Do any of your “left-wing” readers talk about jailing the central bankers when they rail against big banks? Do any of them advocate re-examining the tenures of the likes of Brown and Darling (never mind George Osborne) who presided over the expansion of the financial services industry with pride and full-blown ignorance? From what I have seen in your pages the answer is no. But that is exactly what their starting point should be.

I don’t know Fred Goodwin from Adam but I do know that he is one of the most unjustly maligned individuals in the UK. He did what the Chancellor (who gave him a knighthood by the way) and the governor of the Bank of England wanted him to do – grow his bank at all costs and against all common sense because they had worked the miracle of banishing the business cycle. Until they hadn’t. It wasn’t him that got it wrong – although I wish he had been smarter – it was his belief in government and central banking that was wrong.

True free-marketeers are more sickened by the protection given by government and central banks (neither of which, by the way, are the “private sector”) to the banking industry, the auto industry in the US and various other industries that were unable to properly police themselves, than any socialists or centre-left advocates that I have come across.

It was not “neoliberalism” that decided taxpayers’ and savers’ money should be sacrificed to bail these people out. That was a decision made by central banks and governments of all political hues over the course of the last eight years.

Michael Fry will challenge a lot of the fuzzy thinking. All I would ask is that you listen to his arguments with an open mind and accept or reject them for what they are worth. But first and foremost, get the economics right before you pass judgement on him or anyone else that believes in the power of the market (it is, after all, a Scottish invention) as a signalling mechanism and information provider. And most important of all, recognise the overwhelmingly important place in society of the private sector. I am a lifelong opponent of nuclear weapons, an advocate of education and health provision for all (recognising they are never “free” but much better uses of taxation than guns and big governments) and a believer in equal opportunity.

So you can call me a “neoliberal” if you like but it will just demonstrate my point – there is no such thing and you don’t have a clue how to define it. Don’t shoot the messengers – just accept that there are hard choices to be made in both a devolved and an independent Scotland.

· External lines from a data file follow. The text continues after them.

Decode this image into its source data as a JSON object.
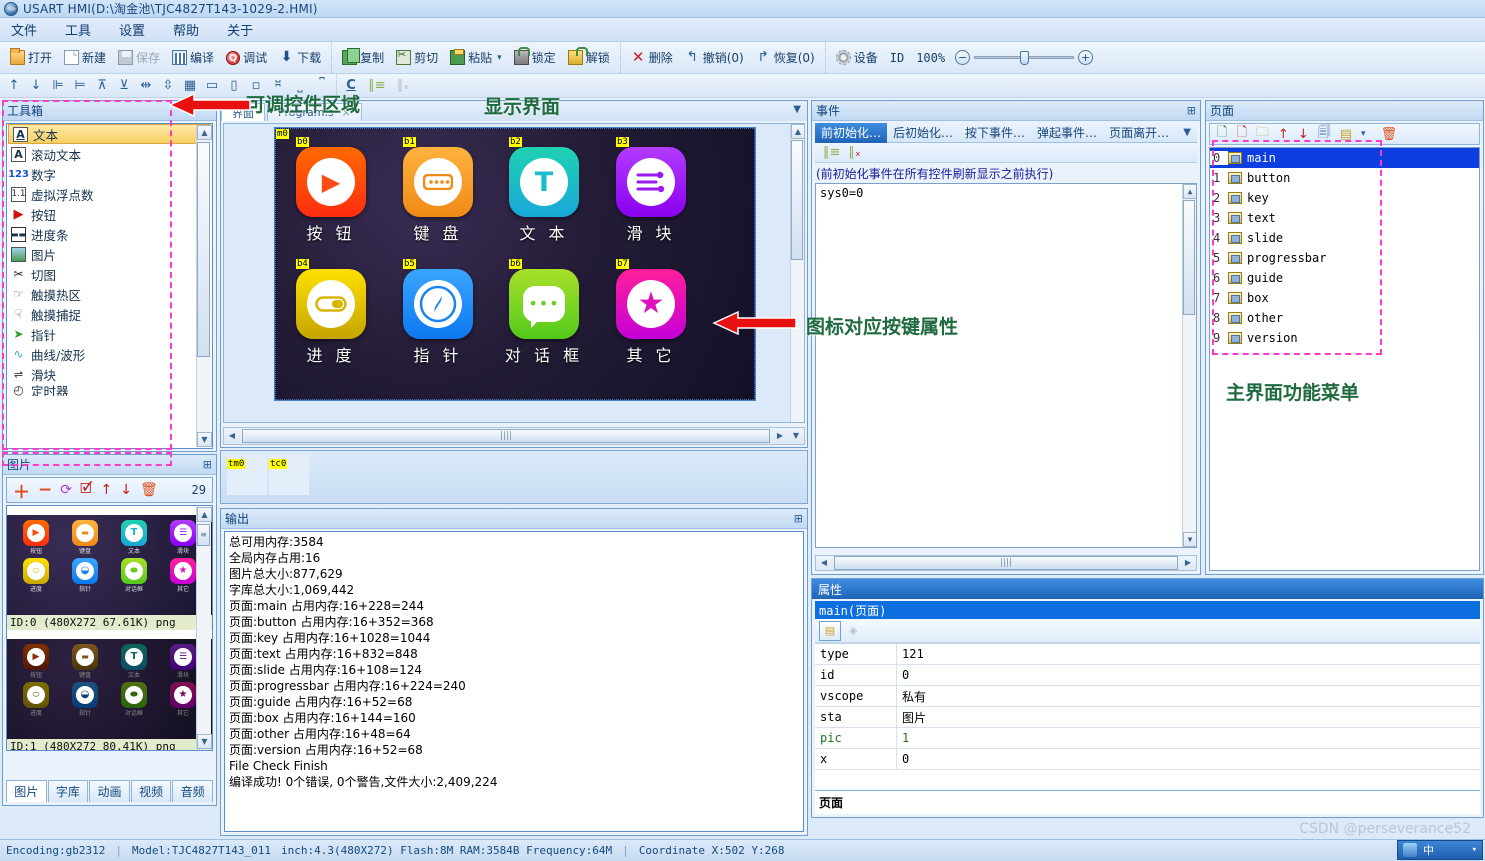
{
  "window": {
    "title": "USART HMI(D:\\淘金池\\TJC4827T143-1029-2.HMI)",
    "icon": "globe-icon"
  },
  "menubar": {
    "items": [
      "文件",
      "工具",
      "设置",
      "帮助",
      "关于"
    ]
  },
  "toolbar1": {
    "groups": [
      {
        "items": [
          {
            "label": "打开",
            "icon": "folder-open-icon",
            "disabled": false
          },
          {
            "label": "新建",
            "icon": "new-file-icon",
            "disabled": false
          },
          {
            "label": "保存",
            "icon": "save-icon",
            "disabled": true
          },
          {
            "label": "编译",
            "icon": "compile-icon",
            "disabled": false
          },
          {
            "label": "调试",
            "icon": "debug-icon",
            "disabled": false
          },
          {
            "label": "下载",
            "icon": "download-icon",
            "disabled": false
          }
        ]
      },
      {
        "items": [
          {
            "label": "复制",
            "icon": "copy-icon",
            "disabled": false
          },
          {
            "label": "剪切",
            "icon": "cut-icon",
            "disabled": false
          },
          {
            "label": "粘贴",
            "icon": "paste-icon",
            "disabled": false
          },
          {
            "label": "锁定",
            "icon": "lock-icon",
            "disabled": false
          },
          {
            "label": "解锁",
            "icon": "unlock-icon",
            "disabled": false
          }
        ]
      },
      {
        "items": [
          {
            "label": "删除",
            "icon": "delete-x-icon",
            "disabled": false
          },
          {
            "label": "撤销(0)",
            "icon": "undo-icon",
            "disabled": false
          },
          {
            "label": "恢复(0)",
            "icon": "redo-icon",
            "disabled": false
          }
        ]
      },
      {
        "items": [
          {
            "label": "设备",
            "icon": "gear-icon",
            "disabled": false
          }
        ]
      }
    ],
    "paste_dropdown": "▾",
    "id_label": "ID",
    "zoom_label": "100%",
    "zoom_out": "−",
    "zoom_in": "+"
  },
  "toolbar2": {
    "align_items": [
      "align-top-icon",
      "align-bottom-icon",
      "align-left-icon",
      "align-right-icon",
      "align-center-v-icon",
      "align-middle-h-icon",
      "center-horizontal-icon",
      "center-vertical-icon",
      "grid-icon",
      "same-width-icon",
      "same-height-icon",
      "same-size-icon",
      "distribute-h-icon",
      "distribute-v-top-icon",
      "distribute-v-bottom-icon"
    ],
    "text_items": [
      "C",
      "comment-icon",
      "uncomment-icon"
    ]
  },
  "toolbox": {
    "title": "工具箱",
    "items": [
      {
        "label": "文本",
        "icon": "text-a-icon",
        "selected": true
      },
      {
        "label": "滚动文本",
        "icon": "scroll-text-icon",
        "selected": false
      },
      {
        "label": "数字",
        "icon": "number-123-icon",
        "selected": false
      },
      {
        "label": "虚拟浮点数",
        "icon": "float-1-1-icon",
        "selected": false
      },
      {
        "label": "按钮",
        "icon": "button-play-icon",
        "selected": false
      },
      {
        "label": "进度条",
        "icon": "progressbar-icon",
        "selected": false
      },
      {
        "label": "图片",
        "icon": "picture-icon",
        "selected": false
      },
      {
        "label": "切图",
        "icon": "crop-scissors-icon",
        "selected": false
      },
      {
        "label": "触摸热区",
        "icon": "touch-hotspot-icon",
        "selected": false
      },
      {
        "label": "触摸捕捉",
        "icon": "touch-capture-icon",
        "selected": false
      },
      {
        "label": "指针",
        "icon": "pointer-cursor-icon",
        "selected": false
      },
      {
        "label": "曲线/波形",
        "icon": "waveform-icon",
        "selected": false
      },
      {
        "label": "滑块",
        "icon": "slider-icon",
        "selected": false
      },
      {
        "label": "定时器",
        "icon": "timer-clock-icon",
        "selected": false
      }
    ]
  },
  "picture_panel": {
    "title": "图片",
    "pin": "pin-icon",
    "toolbar": [
      "add-icon",
      "remove-icon",
      "refresh-icon",
      "edit-icon",
      "move-up-icon",
      "move-down-icon",
      "delete-icon"
    ],
    "count": "29",
    "items": [
      {
        "caption": "ID:0  (480X272 67.61K) png"
      },
      {
        "caption": "ID:1  (480X272 80.41K) png"
      }
    ],
    "tabs": [
      {
        "label": "图片",
        "active": true
      },
      {
        "label": "字库",
        "active": false
      },
      {
        "label": "动画",
        "active": false
      },
      {
        "label": "视频",
        "active": false
      },
      {
        "label": "音频",
        "active": false
      }
    ]
  },
  "editor": {
    "tabs": [
      {
        "label": "界面",
        "active": true
      },
      {
        "label": "Program.s",
        "active": false,
        "close": "×"
      }
    ],
    "dropdown_icon": "chevron-down-icon",
    "page_tag": "m0",
    "tiles": [
      {
        "tag": "b0",
        "label": "按 钮",
        "color1": "#ff6a00",
        "color2": "#ff2d0f",
        "glyph": "play"
      },
      {
        "tag": "b1",
        "label": "键 盘",
        "color1": "#ffb23e",
        "color2": "#f08a16",
        "glyph": "keyboard"
      },
      {
        "tag": "b2",
        "label": "文 本",
        "color1": "#1fd1b0",
        "color2": "#18a8d8",
        "glyph": "T"
      },
      {
        "tag": "b3",
        "label": "滑 块",
        "color1": "#b23cff",
        "color2": "#8a00f0",
        "glyph": "slider"
      },
      {
        "tag": "b4",
        "label": "进 度",
        "color1": "#ffe000",
        "color2": "#c9a800",
        "glyph": "toggle"
      },
      {
        "tag": "b5",
        "label": "指 针",
        "color1": "#3aa5ff",
        "color2": "#0d78ef",
        "glyph": "compass"
      },
      {
        "tag": "b6",
        "label": "对 话 框",
        "color1": "#a8e02a",
        "color2": "#53c91b",
        "glyph": "chat"
      },
      {
        "tag": "b7",
        "label": "其 它",
        "color1": "#ff1f9b",
        "color2": "#c400d8",
        "glyph": "star"
      }
    ],
    "hscroll_grip": "||||"
  },
  "timers": {
    "chips": [
      "tm0",
      "tc0"
    ]
  },
  "output": {
    "title": "输出",
    "pin": "pin-icon",
    "lines": [
      "总可用内存:3584",
      "全局内存占用:16",
      "图片总大小:877,629",
      "字库总大小:1,069,442",
      "页面:main 占用内存:16+228=244",
      "页面:button 占用内存:16+352=368",
      "页面:key 占用内存:16+1028=1044",
      "页面:text 占用内存:16+832=848",
      "页面:slide 占用内存:16+108=124",
      "页面:progressbar 占用内存:16+224=240",
      "页面:guide 占用内存:16+52=68",
      "页面:box 占用内存:16+144=160",
      "页面:other 占用内存:16+48=64",
      "页面:version 占用内存:16+52=68",
      "File Check Finish",
      "编译成功! 0个错误, 0个警告,文件大小:2,409,224"
    ]
  },
  "events": {
    "title": "事件",
    "pin": "pin-icon",
    "tabs": [
      {
        "label": "前初始化…",
        "active": true
      },
      {
        "label": "后初始化…",
        "active": false
      },
      {
        "label": "按下事件…",
        "active": false
      },
      {
        "label": "弹起事件…",
        "active": false
      },
      {
        "label": "页面离开…",
        "active": false
      }
    ],
    "more": "chevron-down-icon",
    "tools": [
      "comment-lines-icon",
      "remove-comment-icon"
    ],
    "hint": "(前初始化事件在所有控件刷新显示之前执行)",
    "code": "sys0=0"
  },
  "pages": {
    "title": "页面",
    "tools": [
      "new-page-icon",
      "delete-page-icon",
      "import-page-icon",
      "move-up-icon",
      "move-down-icon",
      "copy-page-icon",
      "page-settings-icon",
      "dropdown-icon",
      "trash-icon"
    ],
    "items": [
      {
        "index": "0",
        "name": "main",
        "selected": true
      },
      {
        "index": "1",
        "name": "button",
        "selected": false
      },
      {
        "index": "2",
        "name": "key",
        "selected": false
      },
      {
        "index": "3",
        "name": "text",
        "selected": false
      },
      {
        "index": "4",
        "name": "slide",
        "selected": false
      },
      {
        "index": "5",
        "name": "progressbar",
        "selected": false
      },
      {
        "index": "6",
        "name": "guide",
        "selected": false
      },
      {
        "index": "7",
        "name": "box",
        "selected": false
      },
      {
        "index": "8",
        "name": "other",
        "selected": false
      },
      {
        "index": "9",
        "name": "version",
        "selected": false
      }
    ]
  },
  "properties": {
    "title": "属性",
    "object": "main(页面)",
    "tools": [
      "properties-view-icon",
      "events-view-icon"
    ],
    "rows": [
      {
        "key": "type",
        "value": "121",
        "green": false
      },
      {
        "key": "id",
        "value": "0",
        "green": false
      },
      {
        "key": "vscope",
        "value": "私有",
        "green": false
      },
      {
        "key": "sta",
        "value": "图片",
        "green": false
      },
      {
        "key": "pic",
        "value": "1",
        "green": true
      },
      {
        "key": "x",
        "value": "0",
        "green": false
      }
    ],
    "footer": "页面"
  },
  "statusbar": {
    "encoding": "Encoding:gb2312",
    "model": "Model:TJC4827T143_011",
    "specs": "inch:4.3(480X272) Flash:8M RAM:3584B Frequency:64M",
    "coordinate": "Coordinate X:502  Y:268"
  },
  "annotations": [
    {
      "text": "可调控件区域",
      "id": "anno-toolbox"
    },
    {
      "text": "显示界面",
      "id": "anno-display"
    },
    {
      "text": "图标对应按键属性",
      "id": "anno-icon-props"
    },
    {
      "text": "主界面功能菜单",
      "id": "anno-page-menu"
    }
  ],
  "watermark": "CSDN @perseverance52",
  "ime": {
    "mode": "中",
    "icon": "ime-icon"
  }
}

Let’s start with some common sense and some clear thinking. Michael Fry will give us dollops of both.

Dr Jim Walker, Chief Economist
Asianomics, Hong Kong

ISN’T it peculiar that now branch office Scottish Labour are in no position really to make any meaningful change to Scottish politics or life, they table motions giving the impression they are trying to do just that, as with their attempt to increase the top rate of income tax (Top income tax rise proposed by Labour dismissed during Holyrood Vote, The National, Jun 3).

The motion on banning fracking and subsequent criticism of the SNP abstention, even though it is common knowledge that a ban would open the floodgates of litigation, is simply nothing words from a nothing party.

Rather than come up with positive ideas, the wee branch office has been reduced to seeking desperate validation by somehow, in any way, trying to get one over on the Scottish Government.

Our aim should be to reduce them once again at next year’s council elections. It is desperately and truly sad that a once great political party is now run by the idea-less.

John McHarg